Of sand and marram-grass the pathway led

Beside enormous fields, beneath the lark-

Hung sky – or were they just some humdrum shanks 

Towards the town. The air was high with heat,

The slack-pools on the warren

Floor and scrabbling plants gave out a foreign

Smell. The farms rehearsing for defeat

Were littered with the decomposing Fords

Of every generation, all the way

To 60s models with Farina fins,

Sans everything, and so completely gnawed

By rust and salty wind, their bodies lay

In flaky-thin and brown, untouchable skin,

And near them, in a scatter by the byre,

The differential gears

And teeth and body parts of earlier years,

Beyond all scavenging. Snagged on telephone wire

While rising on a sudden upward gust,

A piece of black and shining polythene

Was flapping like an outraged crow. Towards

The centre of the town the summer dust

Dispersed, a fairground shimmered on the Queens

Parade. The station’s destination board

Displayed a row of names that gradually lost

The endings of the right

Side of the map. The carriage, to my slight

Surprise, had filled with old boys from the coast

And round about, the greats and triple-greats,

With fiddle cases and melodeons,

And black-gapped mouths with pipe tobacco breath,

Hot suits of tweed in less than Sunday states.

The stud-holed belt that let the window down

Was like the ones that held them at the girth.

Back and back they went, beyond the time

I’d any thoughts about – 

Not exactly carbons fainting out

But more a run of ever-loosening rhymes

So that the furthest one had hardly any
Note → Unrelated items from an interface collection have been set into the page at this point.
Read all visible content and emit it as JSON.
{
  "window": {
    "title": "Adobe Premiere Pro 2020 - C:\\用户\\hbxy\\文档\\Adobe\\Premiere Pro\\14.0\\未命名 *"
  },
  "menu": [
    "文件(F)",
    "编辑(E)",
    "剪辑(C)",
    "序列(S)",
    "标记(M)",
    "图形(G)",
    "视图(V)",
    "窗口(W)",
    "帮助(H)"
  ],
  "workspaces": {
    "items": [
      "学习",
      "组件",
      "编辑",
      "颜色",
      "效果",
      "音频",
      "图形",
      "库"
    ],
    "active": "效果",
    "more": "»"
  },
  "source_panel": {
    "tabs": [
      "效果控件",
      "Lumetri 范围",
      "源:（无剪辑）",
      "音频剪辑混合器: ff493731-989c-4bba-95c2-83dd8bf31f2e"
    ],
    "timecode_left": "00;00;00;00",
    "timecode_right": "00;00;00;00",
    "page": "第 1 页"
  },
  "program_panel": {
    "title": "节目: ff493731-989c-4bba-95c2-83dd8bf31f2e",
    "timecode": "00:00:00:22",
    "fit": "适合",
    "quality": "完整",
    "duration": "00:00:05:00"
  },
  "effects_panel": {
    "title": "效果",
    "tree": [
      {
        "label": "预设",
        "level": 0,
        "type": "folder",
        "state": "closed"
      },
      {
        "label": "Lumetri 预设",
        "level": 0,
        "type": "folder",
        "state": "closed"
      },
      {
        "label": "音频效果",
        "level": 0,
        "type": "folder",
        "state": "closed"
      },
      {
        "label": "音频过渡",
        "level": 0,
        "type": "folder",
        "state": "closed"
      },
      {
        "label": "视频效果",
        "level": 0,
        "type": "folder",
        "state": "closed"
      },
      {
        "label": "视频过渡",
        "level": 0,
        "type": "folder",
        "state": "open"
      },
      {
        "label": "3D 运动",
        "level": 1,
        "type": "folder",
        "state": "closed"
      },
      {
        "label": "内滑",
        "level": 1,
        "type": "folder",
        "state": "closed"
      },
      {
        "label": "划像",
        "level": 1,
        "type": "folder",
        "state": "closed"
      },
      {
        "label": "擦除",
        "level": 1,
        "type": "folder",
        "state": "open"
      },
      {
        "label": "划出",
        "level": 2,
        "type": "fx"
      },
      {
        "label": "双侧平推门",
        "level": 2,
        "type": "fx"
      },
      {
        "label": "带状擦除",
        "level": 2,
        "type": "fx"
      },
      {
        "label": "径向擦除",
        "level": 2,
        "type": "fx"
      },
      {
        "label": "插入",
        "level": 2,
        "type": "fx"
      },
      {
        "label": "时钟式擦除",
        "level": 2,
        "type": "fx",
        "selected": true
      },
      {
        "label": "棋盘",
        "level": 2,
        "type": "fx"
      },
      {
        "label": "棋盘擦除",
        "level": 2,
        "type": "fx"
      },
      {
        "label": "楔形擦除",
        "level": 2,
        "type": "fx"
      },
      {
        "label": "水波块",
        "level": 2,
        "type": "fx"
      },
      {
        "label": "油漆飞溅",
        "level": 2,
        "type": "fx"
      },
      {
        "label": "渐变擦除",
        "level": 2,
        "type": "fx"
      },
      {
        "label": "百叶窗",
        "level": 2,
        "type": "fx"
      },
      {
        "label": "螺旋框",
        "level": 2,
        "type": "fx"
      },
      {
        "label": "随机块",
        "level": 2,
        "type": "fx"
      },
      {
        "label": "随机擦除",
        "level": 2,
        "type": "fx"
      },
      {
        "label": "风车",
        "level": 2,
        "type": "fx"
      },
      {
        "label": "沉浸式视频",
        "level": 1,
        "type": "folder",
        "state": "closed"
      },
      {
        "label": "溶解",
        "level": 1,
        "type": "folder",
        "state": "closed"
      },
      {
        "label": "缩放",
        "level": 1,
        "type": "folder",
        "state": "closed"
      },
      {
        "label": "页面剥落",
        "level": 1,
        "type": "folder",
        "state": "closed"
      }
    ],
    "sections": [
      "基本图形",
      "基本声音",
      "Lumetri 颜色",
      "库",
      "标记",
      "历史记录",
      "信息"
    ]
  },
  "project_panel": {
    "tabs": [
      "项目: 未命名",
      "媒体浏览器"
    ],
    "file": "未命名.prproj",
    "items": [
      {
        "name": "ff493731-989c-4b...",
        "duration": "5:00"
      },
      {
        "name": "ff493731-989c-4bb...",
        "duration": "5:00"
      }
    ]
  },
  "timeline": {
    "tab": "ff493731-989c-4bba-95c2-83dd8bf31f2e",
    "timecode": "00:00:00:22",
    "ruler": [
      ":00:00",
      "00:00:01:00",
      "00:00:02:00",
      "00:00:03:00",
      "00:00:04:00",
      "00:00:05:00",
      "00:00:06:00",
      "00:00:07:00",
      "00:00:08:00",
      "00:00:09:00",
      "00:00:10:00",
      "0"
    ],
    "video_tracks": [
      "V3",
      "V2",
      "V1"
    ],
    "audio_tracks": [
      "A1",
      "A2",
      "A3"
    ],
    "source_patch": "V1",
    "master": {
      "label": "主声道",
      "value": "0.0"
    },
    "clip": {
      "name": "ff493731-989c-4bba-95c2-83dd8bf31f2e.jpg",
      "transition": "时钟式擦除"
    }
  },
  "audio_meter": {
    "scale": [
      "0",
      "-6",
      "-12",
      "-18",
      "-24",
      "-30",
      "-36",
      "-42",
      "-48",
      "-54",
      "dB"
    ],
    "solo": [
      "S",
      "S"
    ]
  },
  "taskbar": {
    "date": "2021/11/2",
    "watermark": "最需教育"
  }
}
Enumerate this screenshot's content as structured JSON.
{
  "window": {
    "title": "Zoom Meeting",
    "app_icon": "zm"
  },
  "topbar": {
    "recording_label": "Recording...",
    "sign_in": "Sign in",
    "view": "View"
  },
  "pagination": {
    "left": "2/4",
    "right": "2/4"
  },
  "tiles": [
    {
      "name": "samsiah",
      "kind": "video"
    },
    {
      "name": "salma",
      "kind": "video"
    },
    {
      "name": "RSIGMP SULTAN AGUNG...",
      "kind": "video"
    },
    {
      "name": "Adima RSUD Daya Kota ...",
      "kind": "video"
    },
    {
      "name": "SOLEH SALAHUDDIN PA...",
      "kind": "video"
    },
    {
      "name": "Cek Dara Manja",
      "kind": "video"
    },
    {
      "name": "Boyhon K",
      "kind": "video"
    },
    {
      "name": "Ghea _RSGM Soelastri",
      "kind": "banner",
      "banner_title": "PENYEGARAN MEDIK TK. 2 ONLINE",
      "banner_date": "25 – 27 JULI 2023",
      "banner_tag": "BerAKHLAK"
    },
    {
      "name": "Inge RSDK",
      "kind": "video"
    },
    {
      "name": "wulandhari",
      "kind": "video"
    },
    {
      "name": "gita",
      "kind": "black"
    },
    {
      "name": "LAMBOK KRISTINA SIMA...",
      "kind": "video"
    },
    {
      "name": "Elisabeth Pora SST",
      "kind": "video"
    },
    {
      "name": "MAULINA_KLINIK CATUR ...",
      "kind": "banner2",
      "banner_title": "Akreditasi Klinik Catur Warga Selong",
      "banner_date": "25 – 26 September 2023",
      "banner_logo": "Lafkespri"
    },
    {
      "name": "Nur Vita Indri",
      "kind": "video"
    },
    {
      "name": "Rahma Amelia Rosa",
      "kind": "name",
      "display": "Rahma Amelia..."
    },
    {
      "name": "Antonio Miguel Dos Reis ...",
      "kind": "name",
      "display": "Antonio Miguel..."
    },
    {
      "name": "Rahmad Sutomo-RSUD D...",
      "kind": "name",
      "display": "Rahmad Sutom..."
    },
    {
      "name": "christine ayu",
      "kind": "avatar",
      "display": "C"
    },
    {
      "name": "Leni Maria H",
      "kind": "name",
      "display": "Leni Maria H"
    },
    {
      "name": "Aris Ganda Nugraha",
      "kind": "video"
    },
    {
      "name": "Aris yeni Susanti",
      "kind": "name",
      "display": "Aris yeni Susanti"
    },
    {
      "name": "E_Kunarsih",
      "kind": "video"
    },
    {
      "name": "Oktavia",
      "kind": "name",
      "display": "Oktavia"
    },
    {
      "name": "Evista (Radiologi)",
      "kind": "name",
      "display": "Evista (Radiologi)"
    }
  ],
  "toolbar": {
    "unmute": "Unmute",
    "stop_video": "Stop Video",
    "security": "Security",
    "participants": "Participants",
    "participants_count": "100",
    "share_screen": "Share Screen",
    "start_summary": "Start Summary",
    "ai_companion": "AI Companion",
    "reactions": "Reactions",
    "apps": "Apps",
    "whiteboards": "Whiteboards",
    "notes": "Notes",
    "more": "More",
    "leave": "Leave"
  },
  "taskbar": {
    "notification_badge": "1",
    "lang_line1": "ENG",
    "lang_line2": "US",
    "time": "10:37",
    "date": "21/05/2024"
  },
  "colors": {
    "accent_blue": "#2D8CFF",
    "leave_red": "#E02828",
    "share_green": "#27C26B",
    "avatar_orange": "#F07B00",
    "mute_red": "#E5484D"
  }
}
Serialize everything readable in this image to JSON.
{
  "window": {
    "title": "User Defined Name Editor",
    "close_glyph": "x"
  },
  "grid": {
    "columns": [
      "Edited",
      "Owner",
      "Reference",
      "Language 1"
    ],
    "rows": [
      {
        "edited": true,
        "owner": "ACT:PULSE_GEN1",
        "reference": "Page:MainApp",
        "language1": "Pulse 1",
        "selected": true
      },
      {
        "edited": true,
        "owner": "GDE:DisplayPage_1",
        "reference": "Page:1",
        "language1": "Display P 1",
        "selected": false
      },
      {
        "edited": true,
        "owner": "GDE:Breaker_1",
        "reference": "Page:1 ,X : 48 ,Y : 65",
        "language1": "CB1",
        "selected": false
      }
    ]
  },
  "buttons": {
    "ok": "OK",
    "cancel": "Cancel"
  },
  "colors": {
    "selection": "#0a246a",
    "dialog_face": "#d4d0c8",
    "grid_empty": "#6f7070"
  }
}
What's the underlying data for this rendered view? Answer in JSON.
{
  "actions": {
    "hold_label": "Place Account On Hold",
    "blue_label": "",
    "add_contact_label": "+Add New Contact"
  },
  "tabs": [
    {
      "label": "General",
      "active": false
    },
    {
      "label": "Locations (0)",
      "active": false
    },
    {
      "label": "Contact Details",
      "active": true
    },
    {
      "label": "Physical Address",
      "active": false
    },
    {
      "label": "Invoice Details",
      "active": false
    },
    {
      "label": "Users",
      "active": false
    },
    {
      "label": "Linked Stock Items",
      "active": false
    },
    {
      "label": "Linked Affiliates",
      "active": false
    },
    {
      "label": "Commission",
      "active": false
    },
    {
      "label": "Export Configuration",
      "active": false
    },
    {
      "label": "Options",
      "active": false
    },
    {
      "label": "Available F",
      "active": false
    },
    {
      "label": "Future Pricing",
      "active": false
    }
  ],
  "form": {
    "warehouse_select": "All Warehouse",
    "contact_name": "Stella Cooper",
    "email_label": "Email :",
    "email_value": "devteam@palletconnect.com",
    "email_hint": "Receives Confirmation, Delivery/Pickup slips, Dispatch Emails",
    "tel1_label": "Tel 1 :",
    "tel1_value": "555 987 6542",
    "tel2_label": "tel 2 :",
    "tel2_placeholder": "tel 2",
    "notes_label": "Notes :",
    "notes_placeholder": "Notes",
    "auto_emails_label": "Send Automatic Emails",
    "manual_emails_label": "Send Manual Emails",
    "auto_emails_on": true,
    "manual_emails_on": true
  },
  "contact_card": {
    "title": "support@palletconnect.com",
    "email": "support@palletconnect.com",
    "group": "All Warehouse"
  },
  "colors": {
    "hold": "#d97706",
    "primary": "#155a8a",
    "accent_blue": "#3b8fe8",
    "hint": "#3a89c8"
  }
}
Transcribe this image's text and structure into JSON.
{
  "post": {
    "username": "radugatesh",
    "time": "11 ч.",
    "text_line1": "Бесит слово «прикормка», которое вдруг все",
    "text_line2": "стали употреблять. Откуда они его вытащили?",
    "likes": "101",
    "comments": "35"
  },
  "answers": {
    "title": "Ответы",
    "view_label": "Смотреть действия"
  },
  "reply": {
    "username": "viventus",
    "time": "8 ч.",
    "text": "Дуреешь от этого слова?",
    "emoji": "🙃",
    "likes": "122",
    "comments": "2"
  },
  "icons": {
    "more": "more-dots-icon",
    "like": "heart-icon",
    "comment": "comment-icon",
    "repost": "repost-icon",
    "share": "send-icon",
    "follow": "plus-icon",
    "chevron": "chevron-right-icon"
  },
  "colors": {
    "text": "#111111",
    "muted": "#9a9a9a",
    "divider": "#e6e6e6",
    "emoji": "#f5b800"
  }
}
Echoes of the nearest; faces freed

By distance. Someone bowed a simple line

And in a blink his sound was one of many

As the rest surrounded him, the reeds,

The button-keyed accordion, the fine-

Tuned dulcimer, the pipe-and-tabor, all

Taking up the strain

And passing round the notes again, again

Until they wore it, sea-like, to a ball.

They played a Schottisch and a Waltz Vienna.

One of them, a father of mine for sure,

Could perfect-pitch his fretless mandolin.

Beyond this sound I heard a drop and then a

Drone of perished bellows, and once more

Could sense the early players’ presence in

The backroom of a period. The sound

Went dim, and as the land

Passed flatly by – the cuts, the levels and

The drains – and as the elongated mounds

Came up to meet the track or else flew out

Across the ground, they could have been the beds

Of severed lines, or earth-made river walls

Without much purpose in this almost drought,

Or causeways going where a trade road led,

Or Roman agger-banks, or else the small

Remaining strides of marching boundary dyke

For kingdoms lost below 

The counties. Here the train began to slow 

And climb into another country. Clouds like

Coals were gathering on a rim of hills.

The plain behind us silvered into dream.

A city simmered close. A fairground scene

Of railtracks in the sky was soon distilled

To chemical plant which piped and wound and steamed

As if that other state had never been.